─── GIVEN DATA ───

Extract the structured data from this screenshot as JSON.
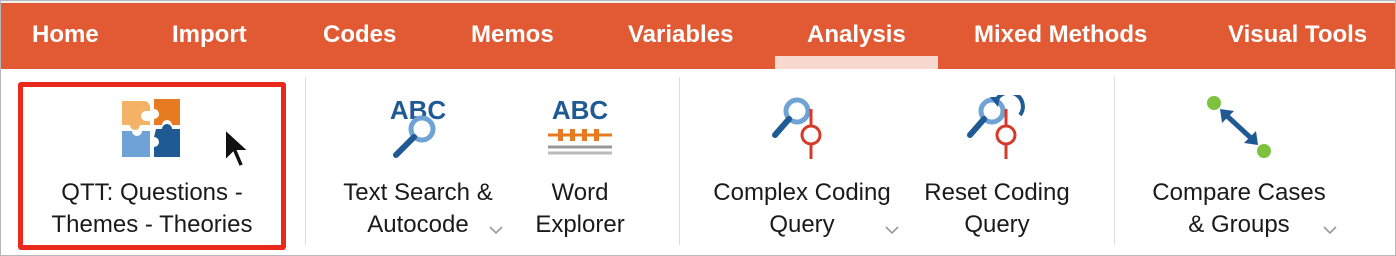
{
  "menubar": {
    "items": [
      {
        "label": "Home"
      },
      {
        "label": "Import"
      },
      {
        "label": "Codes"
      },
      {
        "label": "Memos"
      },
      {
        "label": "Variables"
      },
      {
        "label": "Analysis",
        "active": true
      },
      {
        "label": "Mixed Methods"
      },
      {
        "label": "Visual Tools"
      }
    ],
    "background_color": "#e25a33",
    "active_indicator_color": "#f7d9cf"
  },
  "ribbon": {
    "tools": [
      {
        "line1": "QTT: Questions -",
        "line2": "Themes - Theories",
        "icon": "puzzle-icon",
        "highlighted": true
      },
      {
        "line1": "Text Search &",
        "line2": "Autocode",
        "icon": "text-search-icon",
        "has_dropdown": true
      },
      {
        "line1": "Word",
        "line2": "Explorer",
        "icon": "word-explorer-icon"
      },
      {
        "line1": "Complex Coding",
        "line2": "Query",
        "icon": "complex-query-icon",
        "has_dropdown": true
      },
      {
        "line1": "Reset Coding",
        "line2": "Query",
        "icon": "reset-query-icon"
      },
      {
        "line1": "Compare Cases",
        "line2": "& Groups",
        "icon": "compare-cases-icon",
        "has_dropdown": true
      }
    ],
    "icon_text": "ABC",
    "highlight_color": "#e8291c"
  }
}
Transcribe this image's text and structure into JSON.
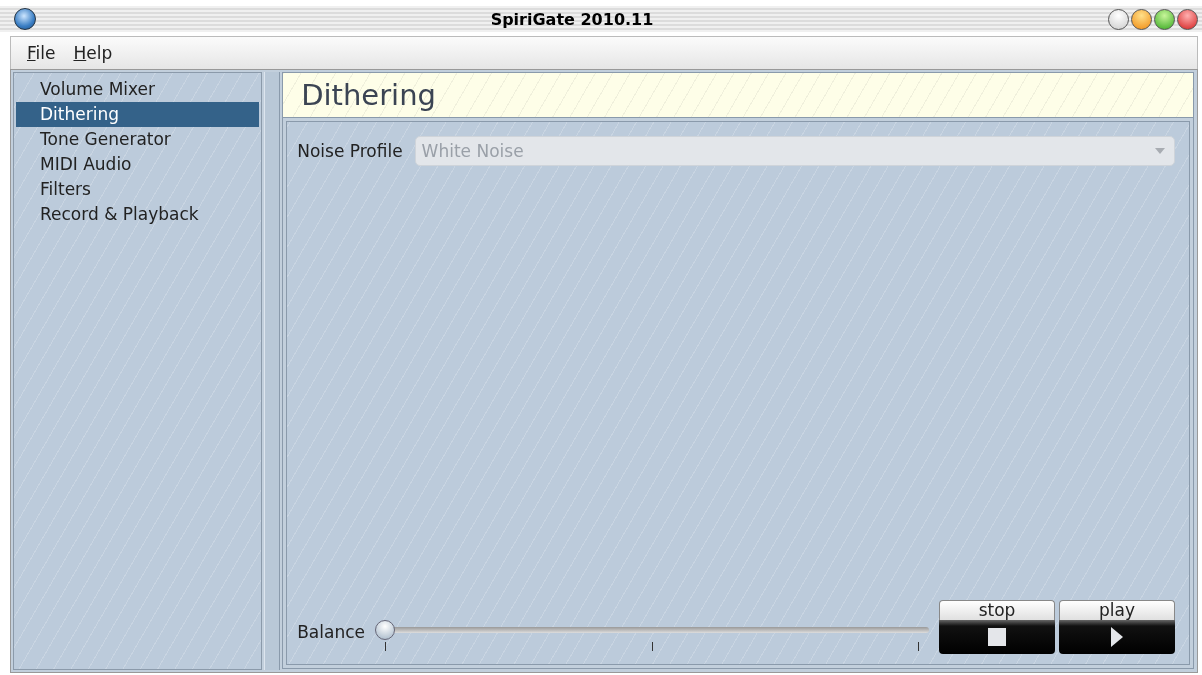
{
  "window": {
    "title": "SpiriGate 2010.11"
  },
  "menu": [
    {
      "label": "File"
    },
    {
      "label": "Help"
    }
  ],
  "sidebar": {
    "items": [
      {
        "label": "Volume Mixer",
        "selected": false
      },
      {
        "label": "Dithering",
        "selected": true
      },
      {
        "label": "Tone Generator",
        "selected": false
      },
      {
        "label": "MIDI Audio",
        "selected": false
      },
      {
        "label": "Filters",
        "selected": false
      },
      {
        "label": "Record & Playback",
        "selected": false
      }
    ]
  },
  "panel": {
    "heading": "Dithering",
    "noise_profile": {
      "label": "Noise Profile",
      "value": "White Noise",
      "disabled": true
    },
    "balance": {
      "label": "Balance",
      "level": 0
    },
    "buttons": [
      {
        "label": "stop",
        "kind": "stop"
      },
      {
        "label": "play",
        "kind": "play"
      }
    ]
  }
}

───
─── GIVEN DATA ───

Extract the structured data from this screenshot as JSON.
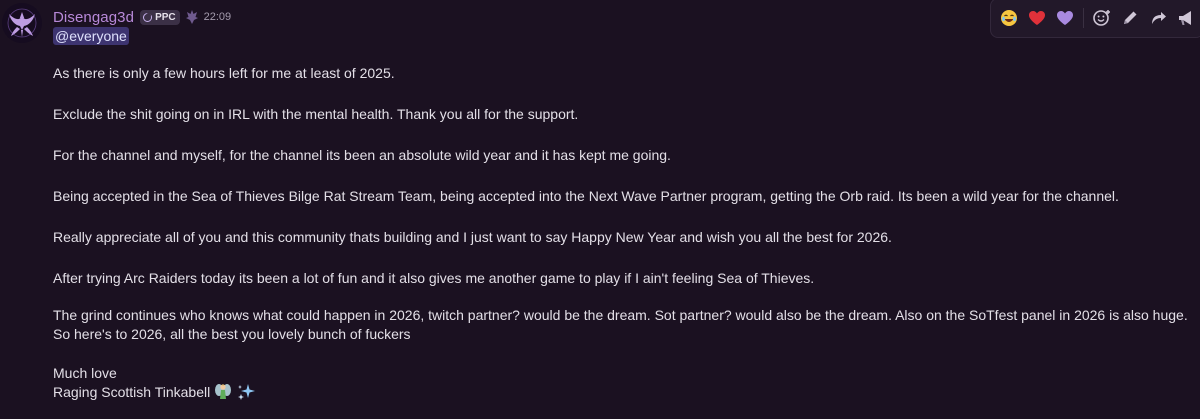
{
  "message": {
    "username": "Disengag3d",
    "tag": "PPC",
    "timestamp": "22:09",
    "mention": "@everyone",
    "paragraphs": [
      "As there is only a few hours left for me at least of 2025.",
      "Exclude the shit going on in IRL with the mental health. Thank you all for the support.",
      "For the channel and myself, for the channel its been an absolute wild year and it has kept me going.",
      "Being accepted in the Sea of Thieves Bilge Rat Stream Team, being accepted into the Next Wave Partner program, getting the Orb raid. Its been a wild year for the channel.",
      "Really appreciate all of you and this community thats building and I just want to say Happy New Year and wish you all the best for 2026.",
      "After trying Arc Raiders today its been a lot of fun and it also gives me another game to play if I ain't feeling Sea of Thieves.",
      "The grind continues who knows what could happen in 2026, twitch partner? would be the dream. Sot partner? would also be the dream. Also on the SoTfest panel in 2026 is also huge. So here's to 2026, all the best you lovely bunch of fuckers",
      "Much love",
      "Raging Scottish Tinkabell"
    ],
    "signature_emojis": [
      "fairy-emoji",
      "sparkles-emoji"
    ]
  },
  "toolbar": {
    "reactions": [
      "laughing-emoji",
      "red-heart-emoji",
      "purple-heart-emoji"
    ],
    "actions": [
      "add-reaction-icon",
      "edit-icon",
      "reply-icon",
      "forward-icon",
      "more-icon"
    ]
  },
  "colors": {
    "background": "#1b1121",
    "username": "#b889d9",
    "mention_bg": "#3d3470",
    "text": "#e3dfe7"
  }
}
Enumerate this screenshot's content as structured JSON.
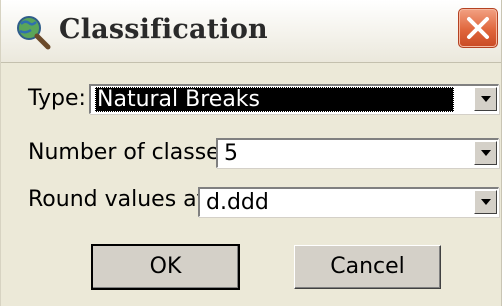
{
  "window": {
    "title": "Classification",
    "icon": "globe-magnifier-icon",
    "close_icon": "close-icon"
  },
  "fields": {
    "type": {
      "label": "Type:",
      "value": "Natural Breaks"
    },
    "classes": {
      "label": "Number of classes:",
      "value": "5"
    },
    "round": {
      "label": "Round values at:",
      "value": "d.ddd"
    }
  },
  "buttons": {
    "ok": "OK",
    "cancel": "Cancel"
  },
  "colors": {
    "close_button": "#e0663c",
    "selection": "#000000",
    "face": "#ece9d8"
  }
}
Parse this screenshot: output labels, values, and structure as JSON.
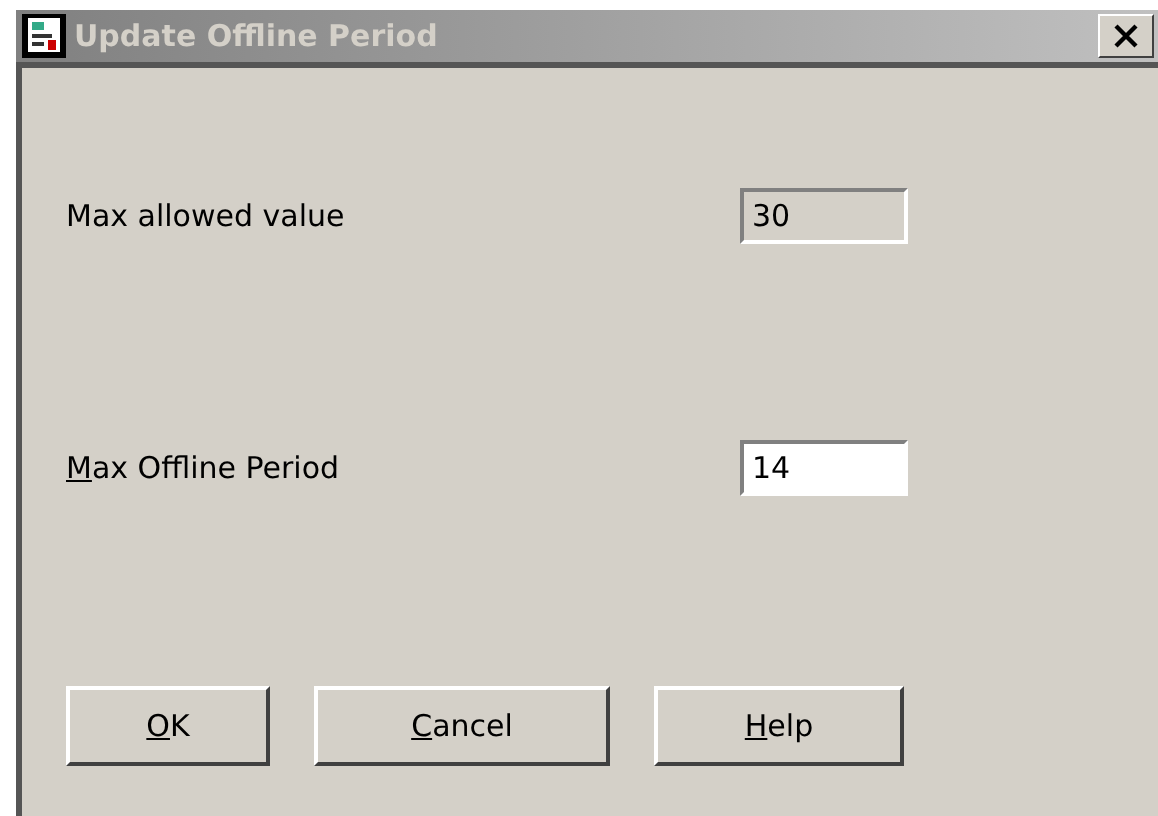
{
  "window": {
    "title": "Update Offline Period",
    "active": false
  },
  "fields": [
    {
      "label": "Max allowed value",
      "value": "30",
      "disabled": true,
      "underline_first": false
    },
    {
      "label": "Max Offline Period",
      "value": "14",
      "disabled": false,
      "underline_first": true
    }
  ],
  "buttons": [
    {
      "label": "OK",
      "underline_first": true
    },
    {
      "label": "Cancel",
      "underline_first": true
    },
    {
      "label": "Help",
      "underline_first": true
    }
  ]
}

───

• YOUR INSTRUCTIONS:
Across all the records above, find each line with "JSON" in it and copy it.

• RESPONSE FOR THIS EXERCISE:
Extract the structured data from this screenshot as JSON.
Transcribe this image's text and structure into JSON.
Extract the structured data from this screenshot as JSON.
Enumerate this screenshot's content as structured JSON.
Parse this screenshot: output labels, values, and structure as JSON.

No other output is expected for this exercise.